### Exercise details
When a line of the material has the word "What" in it, copy that line.

### Record extracts
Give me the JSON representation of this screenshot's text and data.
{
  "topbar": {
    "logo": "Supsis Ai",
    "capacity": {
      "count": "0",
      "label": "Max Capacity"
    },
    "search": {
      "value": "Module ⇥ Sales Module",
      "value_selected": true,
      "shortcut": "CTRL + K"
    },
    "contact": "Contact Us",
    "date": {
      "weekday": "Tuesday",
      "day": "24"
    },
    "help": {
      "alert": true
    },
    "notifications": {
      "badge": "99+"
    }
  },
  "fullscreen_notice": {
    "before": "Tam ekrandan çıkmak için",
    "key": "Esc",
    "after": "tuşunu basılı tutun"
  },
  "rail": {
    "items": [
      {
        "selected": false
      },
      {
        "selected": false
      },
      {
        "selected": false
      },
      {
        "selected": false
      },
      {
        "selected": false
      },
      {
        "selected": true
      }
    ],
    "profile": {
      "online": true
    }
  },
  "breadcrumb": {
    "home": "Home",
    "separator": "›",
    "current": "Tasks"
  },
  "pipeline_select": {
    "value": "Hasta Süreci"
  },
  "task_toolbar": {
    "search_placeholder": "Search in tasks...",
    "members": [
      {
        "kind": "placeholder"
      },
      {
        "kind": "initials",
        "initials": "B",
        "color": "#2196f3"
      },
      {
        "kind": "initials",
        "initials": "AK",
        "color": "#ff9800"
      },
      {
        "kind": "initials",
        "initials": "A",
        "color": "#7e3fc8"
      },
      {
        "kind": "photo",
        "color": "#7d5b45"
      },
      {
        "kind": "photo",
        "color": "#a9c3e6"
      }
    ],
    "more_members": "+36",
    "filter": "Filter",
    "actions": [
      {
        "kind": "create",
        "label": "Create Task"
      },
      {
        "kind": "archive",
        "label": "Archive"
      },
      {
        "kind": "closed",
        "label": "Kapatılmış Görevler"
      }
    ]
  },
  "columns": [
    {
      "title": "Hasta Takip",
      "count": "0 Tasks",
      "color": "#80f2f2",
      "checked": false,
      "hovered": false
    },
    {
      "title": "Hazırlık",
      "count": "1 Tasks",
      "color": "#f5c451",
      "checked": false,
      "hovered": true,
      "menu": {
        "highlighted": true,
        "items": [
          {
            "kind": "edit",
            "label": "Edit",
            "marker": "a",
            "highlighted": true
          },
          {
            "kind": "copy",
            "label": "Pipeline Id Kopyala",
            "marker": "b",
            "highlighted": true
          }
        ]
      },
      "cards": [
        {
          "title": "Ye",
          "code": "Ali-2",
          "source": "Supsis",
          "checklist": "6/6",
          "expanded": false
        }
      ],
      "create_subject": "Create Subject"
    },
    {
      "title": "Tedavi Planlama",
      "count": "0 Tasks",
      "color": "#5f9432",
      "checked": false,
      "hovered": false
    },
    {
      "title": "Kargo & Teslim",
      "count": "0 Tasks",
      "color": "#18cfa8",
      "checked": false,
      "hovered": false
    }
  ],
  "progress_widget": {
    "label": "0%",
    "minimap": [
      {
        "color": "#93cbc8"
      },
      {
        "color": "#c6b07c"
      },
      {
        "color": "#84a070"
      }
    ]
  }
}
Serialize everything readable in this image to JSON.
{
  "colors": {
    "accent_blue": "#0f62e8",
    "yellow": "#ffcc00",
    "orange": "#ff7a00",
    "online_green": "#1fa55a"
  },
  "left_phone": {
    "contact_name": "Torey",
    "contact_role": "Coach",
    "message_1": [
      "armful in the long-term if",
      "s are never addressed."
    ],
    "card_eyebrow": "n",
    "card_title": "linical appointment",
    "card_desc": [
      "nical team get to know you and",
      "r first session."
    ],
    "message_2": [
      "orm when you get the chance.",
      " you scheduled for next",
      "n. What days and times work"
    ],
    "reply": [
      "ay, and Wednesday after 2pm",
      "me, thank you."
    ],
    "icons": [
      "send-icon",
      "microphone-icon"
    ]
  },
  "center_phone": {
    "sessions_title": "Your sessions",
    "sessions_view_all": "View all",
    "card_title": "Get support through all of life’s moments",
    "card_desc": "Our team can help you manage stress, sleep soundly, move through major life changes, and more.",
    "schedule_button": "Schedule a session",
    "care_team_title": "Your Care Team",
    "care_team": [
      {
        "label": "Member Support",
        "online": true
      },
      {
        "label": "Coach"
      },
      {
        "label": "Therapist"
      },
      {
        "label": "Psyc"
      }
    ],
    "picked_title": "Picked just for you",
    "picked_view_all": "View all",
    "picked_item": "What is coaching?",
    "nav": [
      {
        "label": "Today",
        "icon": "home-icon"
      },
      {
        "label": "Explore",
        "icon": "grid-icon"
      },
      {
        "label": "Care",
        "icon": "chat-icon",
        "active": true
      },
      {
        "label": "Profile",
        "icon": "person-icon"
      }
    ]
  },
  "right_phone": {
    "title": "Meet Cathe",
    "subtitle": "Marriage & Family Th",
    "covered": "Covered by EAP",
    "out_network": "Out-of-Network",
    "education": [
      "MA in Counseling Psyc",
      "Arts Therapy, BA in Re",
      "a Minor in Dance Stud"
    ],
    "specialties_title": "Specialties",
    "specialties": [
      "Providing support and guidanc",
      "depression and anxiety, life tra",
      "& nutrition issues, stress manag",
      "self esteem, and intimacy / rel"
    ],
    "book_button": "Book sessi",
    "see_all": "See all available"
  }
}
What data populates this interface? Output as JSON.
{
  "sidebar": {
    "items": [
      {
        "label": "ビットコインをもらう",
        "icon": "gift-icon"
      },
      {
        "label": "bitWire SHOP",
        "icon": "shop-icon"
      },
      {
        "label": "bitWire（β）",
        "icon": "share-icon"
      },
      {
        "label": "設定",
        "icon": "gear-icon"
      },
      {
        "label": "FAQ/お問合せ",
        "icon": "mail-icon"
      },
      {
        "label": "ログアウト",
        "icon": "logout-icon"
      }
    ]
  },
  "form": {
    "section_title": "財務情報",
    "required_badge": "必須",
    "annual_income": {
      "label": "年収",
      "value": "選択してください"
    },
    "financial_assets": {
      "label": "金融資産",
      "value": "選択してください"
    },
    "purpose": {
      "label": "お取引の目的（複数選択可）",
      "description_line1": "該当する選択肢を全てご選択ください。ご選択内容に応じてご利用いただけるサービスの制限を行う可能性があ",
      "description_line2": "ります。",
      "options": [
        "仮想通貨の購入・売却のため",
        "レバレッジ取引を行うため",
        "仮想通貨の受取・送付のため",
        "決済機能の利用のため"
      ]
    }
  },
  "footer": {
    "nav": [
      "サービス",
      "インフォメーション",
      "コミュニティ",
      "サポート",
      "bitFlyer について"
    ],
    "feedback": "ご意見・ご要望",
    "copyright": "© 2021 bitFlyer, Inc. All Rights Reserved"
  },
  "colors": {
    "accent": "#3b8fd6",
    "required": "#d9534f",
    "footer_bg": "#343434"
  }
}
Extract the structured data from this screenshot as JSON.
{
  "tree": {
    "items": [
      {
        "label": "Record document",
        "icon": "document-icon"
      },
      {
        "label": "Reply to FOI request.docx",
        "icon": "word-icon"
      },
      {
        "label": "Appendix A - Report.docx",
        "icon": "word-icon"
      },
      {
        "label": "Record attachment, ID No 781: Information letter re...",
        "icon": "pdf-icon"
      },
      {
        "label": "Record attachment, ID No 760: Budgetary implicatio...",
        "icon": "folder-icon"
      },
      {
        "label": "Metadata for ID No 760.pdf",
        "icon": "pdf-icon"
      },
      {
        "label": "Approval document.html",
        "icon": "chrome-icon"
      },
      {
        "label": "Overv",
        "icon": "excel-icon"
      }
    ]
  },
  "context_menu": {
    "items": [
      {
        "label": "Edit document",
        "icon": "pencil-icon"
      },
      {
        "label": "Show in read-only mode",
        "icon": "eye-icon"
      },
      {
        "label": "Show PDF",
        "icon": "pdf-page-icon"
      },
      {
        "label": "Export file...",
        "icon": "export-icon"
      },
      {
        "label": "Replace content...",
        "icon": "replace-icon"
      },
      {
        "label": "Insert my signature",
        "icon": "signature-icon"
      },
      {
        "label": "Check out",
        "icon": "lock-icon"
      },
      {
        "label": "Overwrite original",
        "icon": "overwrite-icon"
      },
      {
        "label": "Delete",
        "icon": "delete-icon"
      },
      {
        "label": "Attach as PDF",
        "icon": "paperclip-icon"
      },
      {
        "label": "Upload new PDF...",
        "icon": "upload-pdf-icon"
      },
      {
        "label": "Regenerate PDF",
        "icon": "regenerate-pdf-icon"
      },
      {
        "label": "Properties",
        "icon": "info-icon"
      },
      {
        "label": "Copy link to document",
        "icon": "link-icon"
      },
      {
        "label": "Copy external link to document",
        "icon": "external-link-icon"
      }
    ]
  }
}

### Solved exercise
      "n. What days and times work"
    "picked_item": "What is coaching?",
What data populates this interface? Output as JSON.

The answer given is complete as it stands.